The Economic Impact of Wal-Mart Locating in a Small Community"Of all the notions I've heard about Wal-Mart, none has ever baffled me more than this idea that we are somehow the enemy of small-town America. Nothing could be further from the truth: Wal-Mart has actually kept quite a number of small towns from becoming extinct by saving literally billions of dollars for the people who live in them, as well as by creating hundreds of thousands of jobs in our stores.
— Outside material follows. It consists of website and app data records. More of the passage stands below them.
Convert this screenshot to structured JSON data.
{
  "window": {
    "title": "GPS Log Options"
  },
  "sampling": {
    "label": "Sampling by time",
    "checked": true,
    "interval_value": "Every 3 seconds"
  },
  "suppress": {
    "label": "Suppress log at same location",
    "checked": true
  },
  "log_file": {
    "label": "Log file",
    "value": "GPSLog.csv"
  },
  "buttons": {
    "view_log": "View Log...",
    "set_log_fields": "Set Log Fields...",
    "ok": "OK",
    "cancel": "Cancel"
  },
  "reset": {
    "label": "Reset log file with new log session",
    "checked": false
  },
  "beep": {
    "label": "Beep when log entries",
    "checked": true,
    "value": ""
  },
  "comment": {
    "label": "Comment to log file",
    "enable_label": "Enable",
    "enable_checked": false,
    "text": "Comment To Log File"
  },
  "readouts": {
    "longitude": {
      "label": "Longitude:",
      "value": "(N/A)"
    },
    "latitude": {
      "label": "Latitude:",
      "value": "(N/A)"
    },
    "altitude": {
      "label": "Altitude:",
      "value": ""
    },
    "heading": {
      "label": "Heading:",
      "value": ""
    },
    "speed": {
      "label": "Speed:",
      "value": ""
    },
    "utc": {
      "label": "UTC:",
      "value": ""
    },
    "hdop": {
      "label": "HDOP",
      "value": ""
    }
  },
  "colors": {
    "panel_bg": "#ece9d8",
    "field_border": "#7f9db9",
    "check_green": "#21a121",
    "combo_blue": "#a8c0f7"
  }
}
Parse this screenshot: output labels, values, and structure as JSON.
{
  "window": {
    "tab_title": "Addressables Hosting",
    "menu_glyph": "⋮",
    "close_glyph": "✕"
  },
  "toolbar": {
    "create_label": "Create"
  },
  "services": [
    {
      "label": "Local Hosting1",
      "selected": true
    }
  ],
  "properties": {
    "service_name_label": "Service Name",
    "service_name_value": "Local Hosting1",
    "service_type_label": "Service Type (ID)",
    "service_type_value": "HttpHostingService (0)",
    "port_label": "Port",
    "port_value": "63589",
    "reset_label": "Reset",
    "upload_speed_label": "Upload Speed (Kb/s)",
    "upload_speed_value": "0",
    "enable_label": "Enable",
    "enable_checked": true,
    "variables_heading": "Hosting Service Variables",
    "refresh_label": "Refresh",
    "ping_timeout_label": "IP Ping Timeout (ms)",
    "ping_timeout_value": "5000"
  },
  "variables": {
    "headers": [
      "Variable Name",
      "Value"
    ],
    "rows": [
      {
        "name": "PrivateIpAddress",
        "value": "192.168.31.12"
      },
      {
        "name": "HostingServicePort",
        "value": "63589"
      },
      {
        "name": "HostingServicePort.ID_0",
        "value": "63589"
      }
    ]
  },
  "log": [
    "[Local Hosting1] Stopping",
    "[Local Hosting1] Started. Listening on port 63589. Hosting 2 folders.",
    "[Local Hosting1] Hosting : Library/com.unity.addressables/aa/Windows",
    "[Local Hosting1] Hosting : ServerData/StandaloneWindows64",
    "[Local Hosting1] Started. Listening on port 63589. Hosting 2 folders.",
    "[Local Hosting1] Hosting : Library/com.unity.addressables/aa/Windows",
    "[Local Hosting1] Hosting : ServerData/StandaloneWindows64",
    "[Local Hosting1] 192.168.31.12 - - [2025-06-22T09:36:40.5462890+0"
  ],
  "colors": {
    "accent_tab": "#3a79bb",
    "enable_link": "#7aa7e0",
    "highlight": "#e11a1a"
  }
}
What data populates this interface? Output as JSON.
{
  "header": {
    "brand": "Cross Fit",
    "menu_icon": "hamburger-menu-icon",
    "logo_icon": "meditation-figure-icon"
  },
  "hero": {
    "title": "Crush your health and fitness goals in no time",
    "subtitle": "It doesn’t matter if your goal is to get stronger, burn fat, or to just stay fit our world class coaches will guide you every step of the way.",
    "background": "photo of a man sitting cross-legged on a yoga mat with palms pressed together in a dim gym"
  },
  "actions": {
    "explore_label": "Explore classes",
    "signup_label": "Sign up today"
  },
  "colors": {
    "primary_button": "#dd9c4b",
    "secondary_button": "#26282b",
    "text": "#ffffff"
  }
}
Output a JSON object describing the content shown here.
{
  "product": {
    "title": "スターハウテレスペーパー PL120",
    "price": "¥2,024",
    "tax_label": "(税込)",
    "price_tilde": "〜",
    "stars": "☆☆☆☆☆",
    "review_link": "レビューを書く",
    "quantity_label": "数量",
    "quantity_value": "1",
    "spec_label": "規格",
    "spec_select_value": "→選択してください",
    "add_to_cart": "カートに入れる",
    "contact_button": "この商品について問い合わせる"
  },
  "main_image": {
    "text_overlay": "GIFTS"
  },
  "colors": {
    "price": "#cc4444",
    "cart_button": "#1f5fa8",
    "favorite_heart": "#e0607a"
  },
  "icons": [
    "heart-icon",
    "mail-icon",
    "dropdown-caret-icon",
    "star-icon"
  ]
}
I believe millions of people are better off today than they would have been if Wal-Mart had never existed." - Sam Walton, as quoted in Time Magazine, dated June 15, 1992 (Tyler).
Sam Walton's statement may have been accurate regarding the economic impact of Wal-Mart in small-town America up to, and including, the year 1992; however, fourteen years later in the year 2006, statistics and data show that the empire of Wal-Mart is, in fact, the enemy of small-town America.
The appeal to a community of a new Wal-Mart store is the increase in new jobs, increase in the community tax base, increase in the retail base and the contribution to the economic development of the community; however, these benefits to the community are short lived as the long term consequences of the new Wal-Mart become apparent, ironically as the result of its initial benefits.
Wal-Mart's humble beginnings originate from small five-and-ten cent stores and have grown into a growing company with sales of $82 billion in 1995 and sales exceeding $105 billion in 1997. Statistics from November of 1999 show that, in the United States alone, Wal-Mart had 1,803 stores, 682 super-centers and 457 Sam's Clubs. These 2,942 locations employed more than 815,000 people. Today Wal-Mart stores in the United States exceed 3,500 with 1.2...